**WHAT TO DO**
With the exception of the pictures, write out the data below precisely.

**TASK INPUT**

• • • •

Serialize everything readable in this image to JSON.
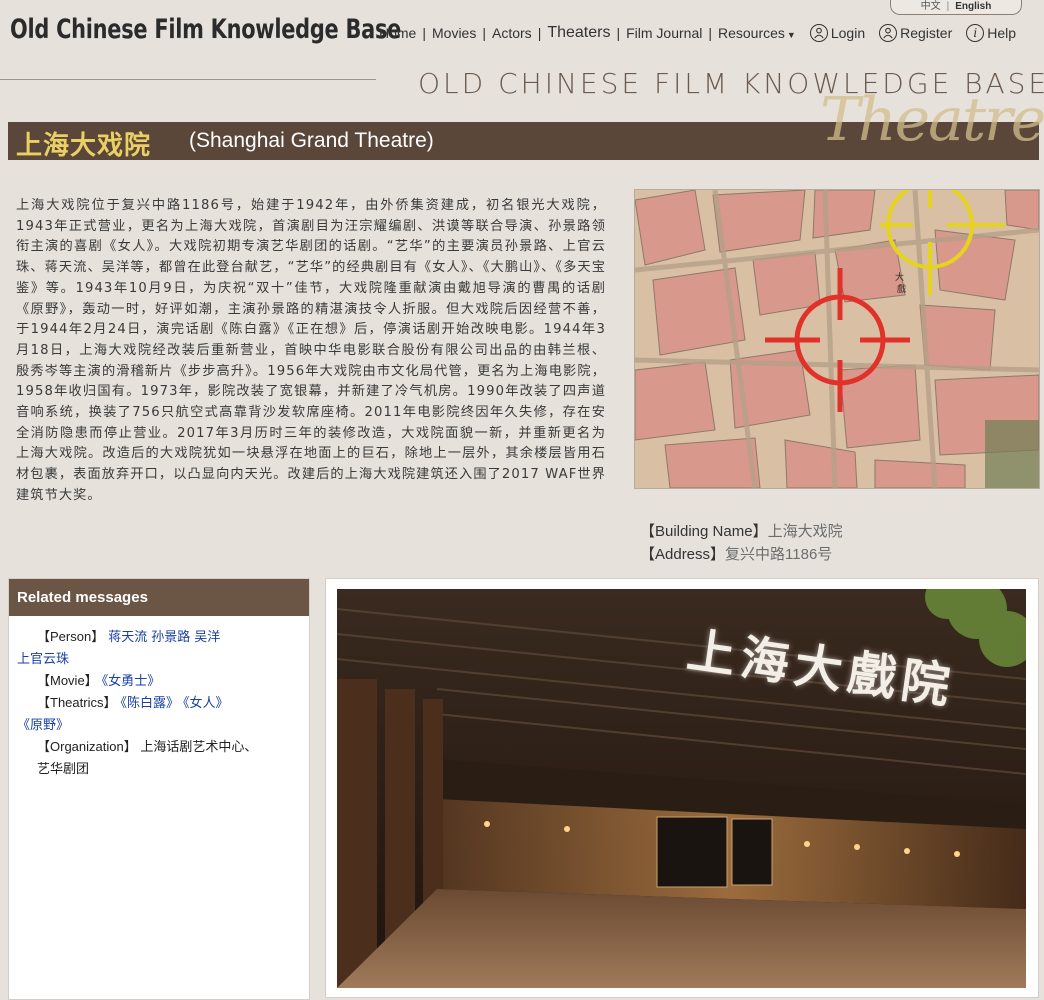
{
  "header": {
    "site_title": "Old Chinese Film Knowledge Base",
    "banner_text": "OLD CHINESE FILM KNOWLEDGE BASE",
    "lang": {
      "zh": "中文",
      "en": "English"
    },
    "nav": {
      "home": "Home",
      "movies": "Movies",
      "actors": "Actors",
      "theaters": "Theaters",
      "film_journal": "Film Journal",
      "resources": "Resources",
      "login": "Login",
      "register": "Register",
      "help": "Help"
    }
  },
  "page": {
    "title_zh": "上海大戏院",
    "title_en": "(Shanghai Grand Theatre)",
    "section_mark": "Theatres",
    "description": "上海大戏院位于复兴中路1186号，始建于1942年，由外侨集资建成，初名银光大戏院，1943年正式营业，更名为上海大戏院，首演剧目为汪宗耀编剧、洪谟等联合导演、孙景路领衔主演的喜剧《女人》。大戏院初期专演艺华剧团的话剧。“艺华”的主要演员孙景路、上官云珠、蒋天流、吴洋等，都曾在此登台献艺，“艺华”的经典剧目有《女人》、《大鹏山》、《多天宝鉴》等。1943年10月9日，为庆祝“双十”佳节，大戏院隆重献演由戴旭导演的曹禺的话剧《原野》，轰动一时，好评如潮，主演孙景路的精湛演技令人折服。但大戏院后因经营不善，于1944年2月24日，演完话剧《陈白露》《正在想》后，停演话剧开始改映电影。1944年3月18日，上海大戏院经改装后重新营业，首映中华电影联合股份有限公司出品的由韩兰根、殷秀岑等主演的滑稽新片《步步高升》。1956年大戏院由市文化局代管，更名为上海电影院，1958年收归国有。1973年，影院改装了宽银幕，并新建了冷气机房。1990年改装了四声道音响系统，换装了756只航空式高靠背沙发软席座椅。2011年电影院终因年久失修，存在安全消防隐患而停止营业。2017年3月历时三年的装修改造，大戏院面貌一新，并重新更名为上海大戏院。改造后的大戏院犹如一块悬浮在地面上的巨石，除地上一层外，其余楼层皆用石材包裹，表面放弃开口，以凸显向内天光。改建后的上海大戏院建筑还入围了2017 WAF世界建筑节大奖。",
    "info": {
      "building_label": "【Building Name】",
      "building_value": "上海大戏院",
      "address_label": "【Address】",
      "address_value": "复兴中路1186号"
    }
  },
  "related": {
    "title": "Related messages",
    "person_label": "【Person】",
    "persons": [
      "蒋天流",
      "孙景路",
      "吴洋",
      "上官云珠"
    ],
    "movie_label": "【Movie】",
    "movies": [
      "《女勇士》"
    ],
    "theatrics_label": "【Theatrics】",
    "theatrics": [
      "《陈白露》",
      "《女人》",
      "《原野》"
    ],
    "org_label": "【Organization】",
    "organization": "上海话剧艺术中心、艺华剧团"
  },
  "photo": {
    "sign_text": "上海大戲院"
  },
  "colors": {
    "background": "#e7e1db",
    "title_bar": "#5b4739",
    "title_zh": "#e9cf64",
    "related_header": "#6b5545",
    "link": "#1a3fa5",
    "map_marker_primary": "#e0322a",
    "map_marker_secondary": "#e6d31f"
  }
}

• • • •

**TASK SOLUTION**
Serialize everything readable in this image to JSON.
{
  "header": {
    "site_title": "Old Chinese Film Knowledge Base",
    "banner_text": "OLD CHINESE FILM KNOWLEDGE BASE",
    "lang": {
      "zh": "中文",
      "en": "English"
    },
    "nav": {
      "home": "Home",
      "movies": "Movies",
      "actors": "Actors",
      "theaters": "Theaters",
      "film_journal": "Film Journal",
      "resources": "Resources",
      "login": "Login",
      "register": "Register",
      "help": "Help"
    }
  },
  "page": {
    "title_zh": "上海大戏院",
    "title_en": "(Shanghai Grand Theatre)",
    "section_mark": "Theatres",
    "description": "上海大戏院位于复兴中路1186号，始建于1942年，由外侨集资建成，初名银光大戏院，1943年正式营业，更名为上海大戏院，首演剧目为汪宗耀编剧、洪谟等联合导演、孙景路领衔主演的喜剧《女人》。大戏院初期专演艺华剧团的话剧。“艺华”的主要演员孙景路、上官云珠、蒋天流、吴洋等，都曾在此登台献艺，“艺华”的经典剧目有《女人》、《大鹏山》、《多天宝鉴》等。1943年10月9日，为庆祝“双十”佳节，大戏院隆重献演由戴旭导演的曹禺的话剧《原野》，轰动一时，好评如潮，主演孙景路的精湛演技令人折服。但大戏院后因经营不善，于1944年2月24日，演完话剧《陈白露》《正在想》后，停演话剧开始改映电影。1944年3月18日，上海大戏院经改装后重新营业，首映中华电影联合股份有限公司出品的由韩兰根、殷秀岑等主演的滑稽新片《步步高升》。1956年大戏院由市文化局代管，更名为上海电影院，1958年收归国有。1973年，影院改装了宽银幕，并新建了冷气机房。1990年改装了四声道音响系统，换装了756只航空式高靠背沙发软席座椅。2011年电影院终因年久失修，存在安全消防隐患而停止营业。2017年3月历时三年的装修改造，大戏院面貌一新，并重新更名为上海大戏院。改造后的大戏院犹如一块悬浮在地面上的巨石，除地上一层外，其余楼层皆用石材包裹，表面放弃开口，以凸显向内天光。改建后的上海大戏院建筑还入围了2017 WAF世界建筑节大奖。",
    "info": {
      "building_label": "【Building Name】",
      "building_value": "上海大戏院",
      "address_label": "【Address】",
      "address_value": "复兴中路1186号"
    }
  },
  "related": {
    "title": "Related messages",
    "person_label": "【Person】",
    "persons": [
      "蒋天流",
      "孙景路",
      "吴洋",
      "上官云珠"
    ],
    "movie_label": "【Movie】",
    "movies": [
      "《女勇士》"
    ],
    "theatrics_label": "【Theatrics】",
    "theatrics": [
      "《陈白露》",
      "《女人》",
      "《原野》"
    ],
    "org_label": "【Organization】",
    "organization": "上海话剧艺术中心、艺华剧团"
  },
  "photo": {
    "sign_text": "上海大戲院"
  },
  "colors": {
    "background": "#e7e1db",
    "title_bar": "#5b4739",
    "title_zh": "#e9cf64",
    "related_header": "#6b5545",
    "link": "#1a3fa5",
    "map_marker_primary": "#e0322a",
    "map_marker_secondary": "#e6d31f"
  }
}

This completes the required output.